[Interface dataset entries]
..............................

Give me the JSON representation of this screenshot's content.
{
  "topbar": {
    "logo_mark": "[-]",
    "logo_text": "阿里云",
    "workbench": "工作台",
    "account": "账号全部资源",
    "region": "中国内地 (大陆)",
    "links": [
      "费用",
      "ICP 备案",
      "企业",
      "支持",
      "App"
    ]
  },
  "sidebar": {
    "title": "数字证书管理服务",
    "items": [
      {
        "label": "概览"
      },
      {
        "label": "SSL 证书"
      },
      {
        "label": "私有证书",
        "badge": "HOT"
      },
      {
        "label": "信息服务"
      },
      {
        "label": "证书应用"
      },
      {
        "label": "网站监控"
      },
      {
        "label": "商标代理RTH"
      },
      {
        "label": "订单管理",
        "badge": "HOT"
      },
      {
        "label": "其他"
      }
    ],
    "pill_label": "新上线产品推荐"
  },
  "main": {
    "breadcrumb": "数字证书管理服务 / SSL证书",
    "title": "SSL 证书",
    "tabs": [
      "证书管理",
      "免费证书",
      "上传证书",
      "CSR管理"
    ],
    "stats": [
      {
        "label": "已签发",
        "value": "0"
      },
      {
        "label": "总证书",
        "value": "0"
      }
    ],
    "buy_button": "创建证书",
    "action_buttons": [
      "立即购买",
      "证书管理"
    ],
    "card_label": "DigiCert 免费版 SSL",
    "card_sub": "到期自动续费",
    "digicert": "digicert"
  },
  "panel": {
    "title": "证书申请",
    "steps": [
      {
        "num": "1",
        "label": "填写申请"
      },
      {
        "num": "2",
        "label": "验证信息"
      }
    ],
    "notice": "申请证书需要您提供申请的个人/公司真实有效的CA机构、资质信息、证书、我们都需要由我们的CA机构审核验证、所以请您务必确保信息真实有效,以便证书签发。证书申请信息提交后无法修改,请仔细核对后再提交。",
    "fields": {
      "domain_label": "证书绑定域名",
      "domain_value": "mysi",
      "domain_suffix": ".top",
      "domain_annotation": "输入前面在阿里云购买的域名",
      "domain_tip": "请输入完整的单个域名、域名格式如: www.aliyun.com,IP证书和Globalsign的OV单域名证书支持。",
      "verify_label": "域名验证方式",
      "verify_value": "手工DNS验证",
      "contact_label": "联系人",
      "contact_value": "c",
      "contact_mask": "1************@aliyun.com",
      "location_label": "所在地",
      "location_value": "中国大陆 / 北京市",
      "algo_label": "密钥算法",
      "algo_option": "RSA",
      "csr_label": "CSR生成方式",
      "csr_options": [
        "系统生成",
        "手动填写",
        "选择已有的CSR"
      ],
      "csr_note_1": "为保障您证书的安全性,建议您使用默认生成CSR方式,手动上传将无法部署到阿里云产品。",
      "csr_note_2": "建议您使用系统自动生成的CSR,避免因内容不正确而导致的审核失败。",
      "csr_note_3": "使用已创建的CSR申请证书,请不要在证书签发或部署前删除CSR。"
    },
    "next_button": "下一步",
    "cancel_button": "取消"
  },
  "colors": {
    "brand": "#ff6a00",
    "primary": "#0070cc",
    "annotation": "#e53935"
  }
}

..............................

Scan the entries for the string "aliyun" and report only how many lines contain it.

## FINISHED EXERCISE
2